In addition to the effect on daily market prices and costs, increased demand flexibility would also have further benefits including:
More efficient Long-term Capacity Auctions
- Less capacity would need to be procured in future capacity auctions while still meeting security of supply standards. This is because the capacity requirements in the auctions are largely influenced by a relatively small number of hours during peak demand periods. Currently, much of this power generation is not used for the rest of the year, but still needs to be paid for by consumers.
Less curtailment of wind generation
- Wind generation is often curtailed during periods of low demand, especially at night. The ability of demand to move to periods of high wind generation will be key to meeting renewable generation and climate change objectives.
Lower Carbon emissions
- Demand flexibility reduces the need for fossil fuel based peaking generation. As this less efficient peaking generation is usually used during the periods noted above, it leads to higher carbon emissions at those times. Demand flexibility would move demand to periods when emission intensity is lower.
How do we achieve these benefits?
Evening demand peak is largely driven by domestic consumption patterns and we recognise that moving demand is not simple. We don’t expect homes to change their dinner times in the evenings, or delay turning on their lights. However, other energy consumers can change behaviour if incentivised to do so. According to the latest EirGrid Generation Capacity Statement, residential demand will represent just 25% of total consumption by 2030. Given that the majority of consumption is commercially focussed, then why not provide incentives to this this group to change their behaviour?
In the examples above, the peak demand is moved to night-time, but it is important to note that less significant movement would still lead to price reductions. If the demand profile for a number of large energy users (LEUs) moved forward or backward by a few hours, it would make all the difference. While this may seem like a lot of demand, at VIOTAS we have seen the very significant capability of the industrial and commercial sector to provide valuable services to electricity markets when they are appropriately incentivised.
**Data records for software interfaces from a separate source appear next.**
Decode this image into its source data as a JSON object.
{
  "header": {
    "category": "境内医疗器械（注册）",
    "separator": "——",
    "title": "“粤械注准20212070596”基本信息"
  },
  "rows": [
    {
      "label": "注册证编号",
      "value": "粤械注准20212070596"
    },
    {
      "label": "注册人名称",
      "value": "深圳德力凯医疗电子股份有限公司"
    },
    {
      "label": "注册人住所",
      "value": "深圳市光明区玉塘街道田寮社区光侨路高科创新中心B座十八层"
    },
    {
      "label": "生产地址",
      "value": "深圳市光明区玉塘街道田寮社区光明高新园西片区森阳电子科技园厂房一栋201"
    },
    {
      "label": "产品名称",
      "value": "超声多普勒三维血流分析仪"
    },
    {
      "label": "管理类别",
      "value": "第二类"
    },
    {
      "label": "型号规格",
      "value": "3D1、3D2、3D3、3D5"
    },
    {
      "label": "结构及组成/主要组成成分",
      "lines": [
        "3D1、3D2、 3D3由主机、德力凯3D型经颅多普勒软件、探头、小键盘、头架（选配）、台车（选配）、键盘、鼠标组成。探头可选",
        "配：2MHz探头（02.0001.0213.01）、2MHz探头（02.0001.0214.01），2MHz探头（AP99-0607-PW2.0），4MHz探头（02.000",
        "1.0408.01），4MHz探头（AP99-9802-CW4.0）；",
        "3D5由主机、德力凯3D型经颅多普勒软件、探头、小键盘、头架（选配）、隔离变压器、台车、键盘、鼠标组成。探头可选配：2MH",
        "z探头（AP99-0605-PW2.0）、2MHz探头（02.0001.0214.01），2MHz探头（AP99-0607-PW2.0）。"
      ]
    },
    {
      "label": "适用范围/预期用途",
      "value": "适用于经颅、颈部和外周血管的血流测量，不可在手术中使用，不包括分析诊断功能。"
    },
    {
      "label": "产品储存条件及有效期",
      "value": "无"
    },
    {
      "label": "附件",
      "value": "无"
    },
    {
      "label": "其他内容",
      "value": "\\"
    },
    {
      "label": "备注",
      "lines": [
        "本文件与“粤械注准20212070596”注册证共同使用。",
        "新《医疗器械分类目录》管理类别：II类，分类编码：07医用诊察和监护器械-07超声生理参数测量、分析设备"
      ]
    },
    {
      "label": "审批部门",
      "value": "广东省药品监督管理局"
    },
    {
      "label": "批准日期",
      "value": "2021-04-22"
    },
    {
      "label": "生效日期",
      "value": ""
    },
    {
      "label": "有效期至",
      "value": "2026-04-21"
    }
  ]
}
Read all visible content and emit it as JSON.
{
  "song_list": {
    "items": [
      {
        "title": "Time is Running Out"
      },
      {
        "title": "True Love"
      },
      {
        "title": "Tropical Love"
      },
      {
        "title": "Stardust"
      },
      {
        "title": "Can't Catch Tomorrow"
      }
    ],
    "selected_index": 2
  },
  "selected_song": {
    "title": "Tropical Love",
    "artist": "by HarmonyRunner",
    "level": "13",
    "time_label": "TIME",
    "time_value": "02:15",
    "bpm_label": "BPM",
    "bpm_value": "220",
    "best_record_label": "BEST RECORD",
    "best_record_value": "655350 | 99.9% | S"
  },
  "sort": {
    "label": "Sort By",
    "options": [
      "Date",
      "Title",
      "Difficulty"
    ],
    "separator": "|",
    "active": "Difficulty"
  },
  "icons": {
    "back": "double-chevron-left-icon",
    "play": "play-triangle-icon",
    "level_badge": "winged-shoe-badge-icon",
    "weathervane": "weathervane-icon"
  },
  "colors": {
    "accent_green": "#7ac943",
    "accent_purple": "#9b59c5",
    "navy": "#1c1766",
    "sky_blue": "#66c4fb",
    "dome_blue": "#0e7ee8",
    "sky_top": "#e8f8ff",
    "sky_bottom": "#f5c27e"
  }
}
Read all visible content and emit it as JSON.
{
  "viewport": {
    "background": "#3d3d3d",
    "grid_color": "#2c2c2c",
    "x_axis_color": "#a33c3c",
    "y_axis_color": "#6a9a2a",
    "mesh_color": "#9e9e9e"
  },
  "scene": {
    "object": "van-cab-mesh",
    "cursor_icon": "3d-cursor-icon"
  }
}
We are very confident that if the appropriate market design is put in place, increased demand flexibility will deliver numerous benefits for consumers.
Storage can also play a role, but it is worth noting that this requires significant capital investment and most of this investment is transferred to international manufacturers not based in Ireland. By enabling more flexible demand, more value will be retained in the domestic economy as the market revenue is made available to the energy consumers that provide flexibility.
Solving Demand Inelasticity
In an efficient market, demand generally reduces as prices increase. However, demand in the electricity market have been shown to be very inelastic. Smart Metering trials at the domestic level have shown limited enduring impact. As mentioned above, this is partly due to the fact that the periods of highest usage revolve around established and important daily activities, like returning from work, school and the preparation of the evening meal. While we think there should be campaigns to increase awareness of the impacts of peak demand, it is not reasonable to expect in a modern society that families limit such activities.
Businesses are used to responding to market signals and many have shown through their participation in current demand response programmes, that they are willing to be flexible with their electricity usage. However, unlike some other international markets, there is a fundamental flaw in the Irish electricity market whereby they do not receive energy payments when this flexibility is provided. This dramatically reduces any incentive to be flexible at times of high prices.
VIOTAS believes that a holistic approach incorporating Supply and Demand side levers is needed to address the current challenges and climate change target. Improved awareness and more detailed analysis of the potential benefits of demand flexibility is needed, and the work on putting in place the appropriate market design needs to start.
If we fail to target the peak, it won’t be the only target we fail to meet.